  7. Anders,

    Thanks for taking note of my post. After reviewing the site you provided, I want to ask you for some clarity.

    Do you believe and teach the following?

    * Jesus in not divine.

    * Jews who are Christians are outside of the community of God.

    * Christians are not followers of Yeshua but rather followers of a religion created by Roman authorities in roughly 150 CE.

    * In order to have a relationship with God, one must convert to Orthodox Judaism.

    If this is true, then we are in disagreement. Scripture is clear that Jesus is God and we have a glorious opportunity to follow him. We cannot have righteousness outside of Christ. Christ + anything = nothing at all. Christianity as a religion has taken some wrong turns over the last 2000 years to be sure. Christianity as “following Christ” has always been the straight and narrow path however. I’d like to have a deeper conversation with you about all of these things.

  8. Great post here Josh.
    Thanks for the reminder and your openness and honesty.
    In the dust of your rabbi

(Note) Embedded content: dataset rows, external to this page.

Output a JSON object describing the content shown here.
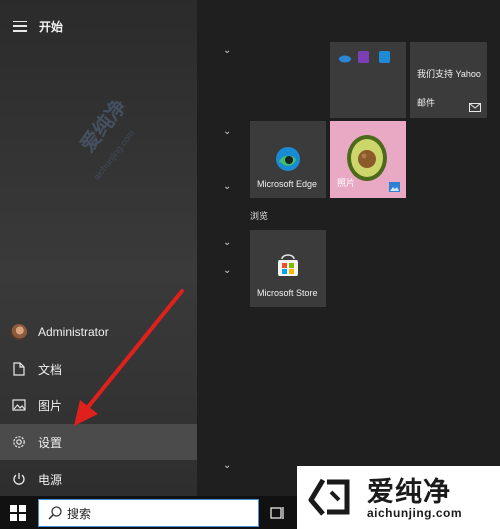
{
  "start_menu": {
    "title": "开始",
    "user": "Administrator",
    "documents": "文档",
    "pictures": "图片",
    "settings": "设置",
    "power": "电源"
  },
  "tiles": {
    "yahoo_line": "我们支持 Yahoo",
    "mail": "邮件",
    "edge": "Microsoft Edge",
    "photos": "照片",
    "browse_group": "浏览",
    "store": "Microsoft Store"
  },
  "taskbar": {
    "search_placeholder": "搜索"
  },
  "watermark": {
    "brand": "爱纯净",
    "url": "aichunjing.com"
  },
  "colors": {
    "accent_arrow": "#e0201c",
    "search_border": "#4a90d9"
  }
}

  9. Josh,
    I understand your willingness to follow Him, but have you already left your family and friends and possessions, given them to the poor? It’s already been commanded.

    I follow knowledge. It’s specious to reduce nonbelievers to only pleasure-seekers or selfish people and doesn’t at all help your case. My road had been long and hard, and it included no small amount of prayer and reading on my part, and apparently, no effort from God.

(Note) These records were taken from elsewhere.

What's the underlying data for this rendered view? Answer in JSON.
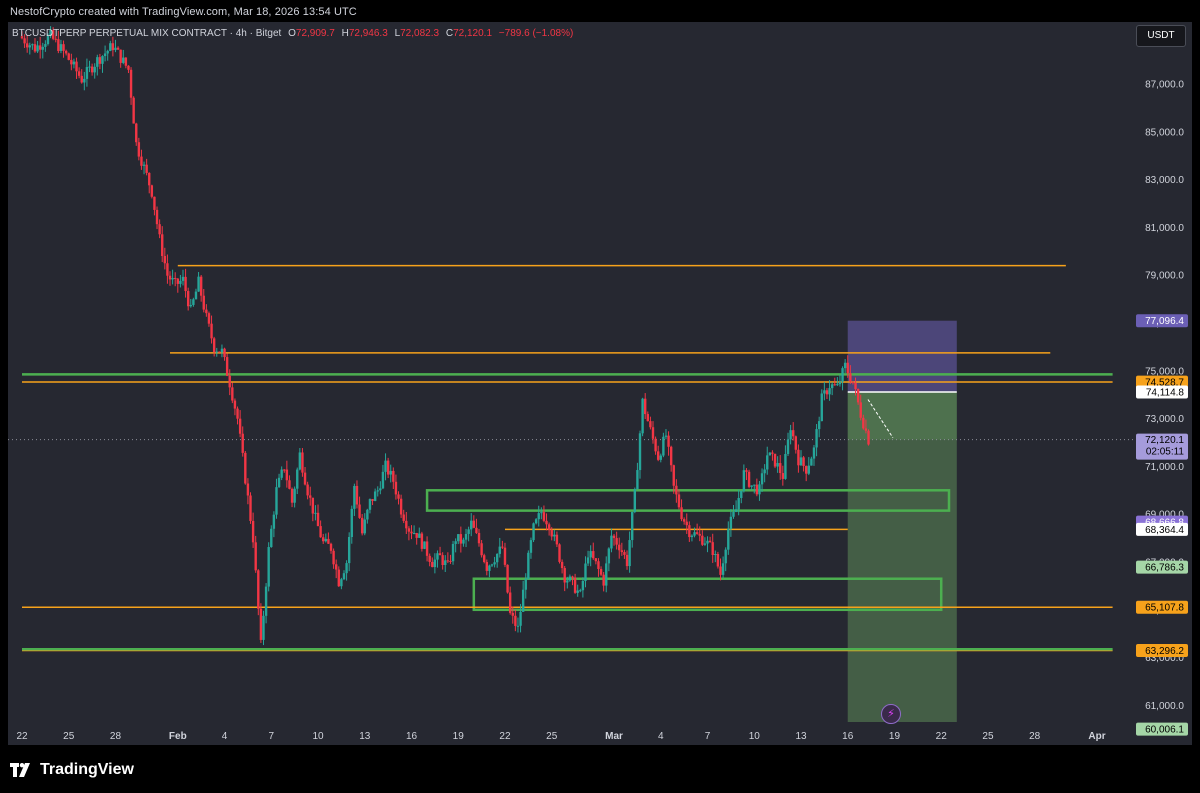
{
  "header": {
    "credit": "NestofCrypto created with TradingView.com, Mar 18, 2026 13:54 UTC"
  },
  "legend": {
    "symbol": "BTCUSDTPERP PERPETUAL MIX CONTRACT · 4h · Bitget",
    "open_label": "O",
    "open": "72,909.7",
    "high_label": "H",
    "high": "72,946.3",
    "low_label": "L",
    "low": "72,082.3",
    "close_label": "C",
    "close": "72,120.1",
    "change": "−789.6 (−1.08%)"
  },
  "currency_button": "USDT",
  "footer": {
    "brand": "TradingView"
  },
  "colors": {
    "up": "#26a69a",
    "down": "#f23645",
    "orange": "#f7a21b",
    "green_line": "#4caf50",
    "target_zone": "#5c8a58",
    "stop_zone": "#6b5fb5"
  },
  "icons": {
    "brand": "tradingview-logo-icon",
    "flash": "lightning-icon"
  },
  "chart_data": {
    "type": "candlestick",
    "symbol": "BTCUSDTPERP",
    "interval": "4h",
    "ylim": [
      59800,
      89200
    ],
    "y_ticks": [
      61000,
      63000,
      65000,
      67000,
      69000,
      71000,
      73000,
      75000,
      77000,
      79000,
      81000,
      83000,
      85000,
      87000
    ],
    "y_tick_labels": [
      "61,000.0",
      "63,000.0",
      "65,000.0",
      "67,000.0",
      "69,000.0",
      "71,000.0",
      "73,000.0",
      "75,000.0",
      "77,000.0",
      "79,000.0",
      "81,000.0",
      "83,000.0",
      "85,000.0",
      "87,000.0"
    ],
    "x_ticks": [
      {
        "day": 0,
        "label": "22"
      },
      {
        "day": 3,
        "label": "25"
      },
      {
        "day": 6,
        "label": "28"
      },
      {
        "day": 10,
        "label": "Feb"
      },
      {
        "day": 13,
        "label": "4"
      },
      {
        "day": 16,
        "label": "7"
      },
      {
        "day": 19,
        "label": "10"
      },
      {
        "day": 22,
        "label": "13"
      },
      {
        "day": 25,
        "label": "16"
      },
      {
        "day": 28,
        "label": "19"
      },
      {
        "day": 31,
        "label": "22"
      },
      {
        "day": 34,
        "label": "25"
      },
      {
        "day": 38,
        "label": "Mar"
      },
      {
        "day": 41,
        "label": "4"
      },
      {
        "day": 44,
        "label": "7"
      },
      {
        "day": 47,
        "label": "10"
      },
      {
        "day": 50,
        "label": "13"
      },
      {
        "day": 53,
        "label": "16"
      },
      {
        "day": 56,
        "label": "19"
      },
      {
        "day": 59,
        "label": "22"
      },
      {
        "day": 62,
        "label": "25"
      },
      {
        "day": 65,
        "label": "28"
      },
      {
        "day": 69,
        "label": "Apr"
      }
    ],
    "path_days": [
      0,
      1,
      2,
      3,
      4,
      5,
      6,
      7,
      7.5,
      8,
      8.5,
      9,
      9.5,
      10,
      10.5,
      11,
      11.5,
      12,
      12.5,
      13,
      13.5,
      14,
      14.5,
      15,
      15.5,
      16,
      16.5,
      17,
      17.5,
      18,
      18.5,
      19,
      19.5,
      20,
      20.5,
      21,
      21.5,
      22,
      22.5,
      23,
      23.5,
      24,
      24.5,
      25,
      25.5,
      26,
      26.5,
      27,
      27.5,
      28,
      28.5,
      29,
      29.5,
      30,
      30.5,
      31,
      31.5,
      32,
      32.5,
      33,
      33.5,
      34,
      34.5,
      35,
      35.5,
      36,
      36.5,
      37,
      37.5,
      38,
      38.5,
      39,
      39.5,
      40,
      40.5,
      41,
      41.5,
      42,
      42.5,
      43,
      43.5,
      44,
      44.5,
      45,
      45.5,
      46,
      46.5,
      47,
      47.5,
      48,
      48.5,
      49,
      49.5,
      50,
      50.5,
      51,
      51.5,
      52,
      52.5,
      53,
      53.5,
      54,
      54.5,
      55,
      55.5,
      56
    ],
    "path_prices": [
      89000,
      88500,
      89000,
      88200,
      87200,
      88000,
      88600,
      87600,
      84500,
      83500,
      82500,
      80500,
      79000,
      78600,
      78800,
      77500,
      78700,
      77200,
      76000,
      75800,
      74500,
      73000,
      70500,
      68000,
      63500,
      67500,
      70000,
      71000,
      69500,
      71500,
      70000,
      68800,
      67800,
      67600,
      66200,
      67000,
      70200,
      68200,
      69500,
      70000,
      71000,
      70400,
      69200,
      68400,
      68200,
      67600,
      67000,
      67200,
      66800,
      68000,
      67800,
      68600,
      67800,
      66800,
      67200,
      67600,
      64800,
      64200,
      66500,
      68400,
      69100,
      68600,
      67600,
      66400,
      66100,
      65600,
      67400,
      66900,
      66200,
      68100,
      67700,
      67000,
      69800,
      73700,
      72500,
      71400,
      72300,
      70100,
      69000,
      68300,
      68100,
      67900,
      67500,
      66500,
      68400,
      69200,
      70700,
      70200,
      70000,
      71500,
      71200,
      70600,
      72700,
      71300,
      70900,
      71700,
      73800,
      74400,
      74300,
      75200,
      74500,
      73200,
      72120
    ],
    "last_price": 72120.1,
    "countdown": "02:05:11",
    "horizontal_levels": [
      {
        "price": 79400,
        "start_day": 10,
        "end_day": 67,
        "color": "orange"
      },
      {
        "price": 75750,
        "start_day": 9.5,
        "end_day": 66,
        "color": "orange"
      },
      {
        "price": 74850,
        "start_day": 0,
        "end_day": 70,
        "color": "green"
      },
      {
        "price": 74529,
        "start_day": 0,
        "end_day": 70,
        "color": "orange"
      },
      {
        "price": 68364.4,
        "start_day": 31,
        "end_day": 53,
        "color": "orange"
      },
      {
        "price": 65107.8,
        "start_day": 0,
        "end_day": 70,
        "color": "orange"
      },
      {
        "price": 63296.2,
        "start_day": 0,
        "end_day": 70,
        "color": "orange"
      },
      {
        "price": 63350,
        "start_day": 0,
        "end_day": 70,
        "color": "green"
      }
    ],
    "zones": [
      {
        "day_start": 26,
        "day_end": 59.5,
        "price_top": 70000,
        "price_bottom": 69150
      },
      {
        "day_start": 29,
        "day_end": 59,
        "price_top": 66300,
        "price_bottom": 65000
      }
    ],
    "position": {
      "day_start": 53,
      "day_end": 60,
      "entry": 74114.8,
      "stop": 77096.4,
      "target": 60006.1
    },
    "price_labels": [
      {
        "price": 77096.4,
        "text": "77,096.4",
        "kind": "stop"
      },
      {
        "price": 74528.7,
        "text": "74,528.7",
        "kind": "orange"
      },
      {
        "price": 74114.8,
        "text": "74,114.8",
        "kind": "white"
      },
      {
        "price": 72120.1,
        "text": "72,120.1",
        "kind": "last"
      },
      {
        "price": 68666.8,
        "text": "68,666.8",
        "kind": "purple"
      },
      {
        "price": 68364.4,
        "text": "68,364.4",
        "kind": "white"
      },
      {
        "price": 66786.3,
        "text": "66,786.3",
        "kind": "target"
      },
      {
        "price": 65107.8,
        "text": "65,107.8",
        "kind": "orange"
      },
      {
        "price": 63296.2,
        "text": "63,296.2",
        "kind": "orange"
      },
      {
        "price": 60006.1,
        "text": "60,006.1",
        "kind": "target"
      }
    ]
  }
}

    You can read my story here if you like. Thanks for your reply.

  10. Hi Jeremy,

    I certainly did not mean to reduce your position or anyone else’s to naricissism or epicurianism. I really was interested in what you follow. Thanks for sharing so openly in your blog.

    You asked if I had sold all of my possessions and given them to the poor as is commanded. Firstly, I must be honest: no I have not. I have given a lot of thought to the idea however and considered living under a vow of poverty. Secondly, we must know that the commandment to sell everything and give the money to the poor was not a general commandment but rather something asked of the rich young ruler who valued his possessions above his own soul.

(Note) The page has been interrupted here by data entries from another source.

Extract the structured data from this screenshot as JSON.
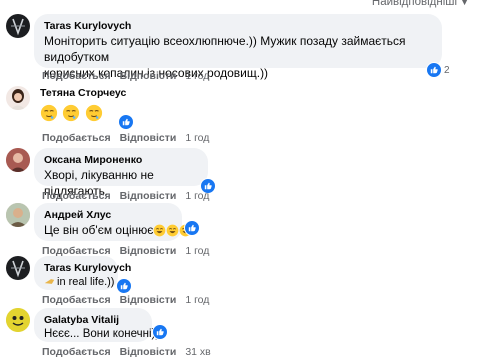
{
  "sort_label": "Найвідповідніші",
  "comments": [
    {
      "author": "Taras Kurylovych",
      "lines": [
        "Моніторить ситуацію всеохлюпнюче.)) Мужик позаду займається видобутком",
        "корисних копалин із носових родовищ.))"
      ],
      "like": "Подобається",
      "reply": "Відповісти",
      "time": "1 год",
      "reactions": "2"
    },
    {
      "author": "Тетяна Сторчеус",
      "emojis": [
        "drooling-face",
        "drooling-face",
        "drooling-face"
      ],
      "like": "Подобається",
      "reply": "Відповісти",
      "time": "1 год"
    },
    {
      "author": "Оксана Мироненко",
      "lines": [
        "Хворі, лікуванню не підлягають."
      ],
      "like": "Подобається",
      "reply": "Відповісти",
      "time": "1 год"
    },
    {
      "author": "Андрей Хлус",
      "text": "Це він об'єм оцінює",
      "emojis": [
        "grinning-face",
        "grinning-face",
        "grinning-face"
      ],
      "like": "Подобається",
      "reply": "Відповісти",
      "time": "1 год"
    },
    {
      "author": "Taras Kurylovych",
      "text": "in real life.))",
      "like": "Подобається",
      "reply": "Відповісти",
      "time": "1 год"
    },
    {
      "author": "Galatyba Vitalij",
      "text": "Нєєє... Вони конечні)))",
      "like": "Подобається",
      "reply": "Відповісти",
      "time": "31 хв"
    }
  ],
  "colors": {
    "bubble": "#f0f2f5",
    "like_blue": "#1877f2",
    "meta_gray": "#65676b"
  }
}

    I do want to thank you for asking that question though because it does prod me to ask myself this: “What do I value more than God and how do I go about giving that thing away?”

    After reading your blog, I can’t begin to speak to your pain in dealing with emphysema and other ailments. I do know that others, like Nick Vujicic, who was born without arms or legs, whose faith inspires me. Nick says that he prayed for a miracle and still does, but in the meantime he’s found that he can be that miracle for someone else. To see his video, click here:

  11. Josh,
    That’s an inspirational story indeed. Perhaps in my original “testimony” I implied too much when I confessed and asked for a healing and did not receive any. I asked for God for knowledge of Him, his truths, some acknowledgment that he was actually there. It didn’t have to be an audible word — though this should have been easy enough for him — but just some thought or compulsion that couldn’t have been generated by my own brain. Folks keep suggesting that I really don’t believe because I’m angry or was impatient or the like. It probably seemed that way because I shared my health issues, etc, but that’s not the reason at all.

    I get the sense that this fellow would be strong and make the best of it regardless of whether there was a god for him to believe in. I thought it was interesting that the person who made the video used an Australian band’s “In Christ Alone” cover (a Newsboys song I’ve played many times) to accompany the story. hehe

    Jeremy

  12. I didn’t even notice. That is funny. He’s obviously from Australia. Nice to meet you Jeremy. I’ll be following your blog now.

  13. Yeah nice to meet you as well. I’ll add you to my blogroll.

Leave a Reply

Fill in your details below or click an icon to log in:

WordPress.com Logo

You are commenting using your WordPress.com account. Log Out / Change )

Twitter picture

You are commenting using your Twitter account. Log Out / Change )

Facebook photo

You are commenting using your Facebook account. Log Out / Change )

Google+ photo

You are commenting using your Google+ account. Log Out / Change )

Connecting to %s

 
%d bloggers like this: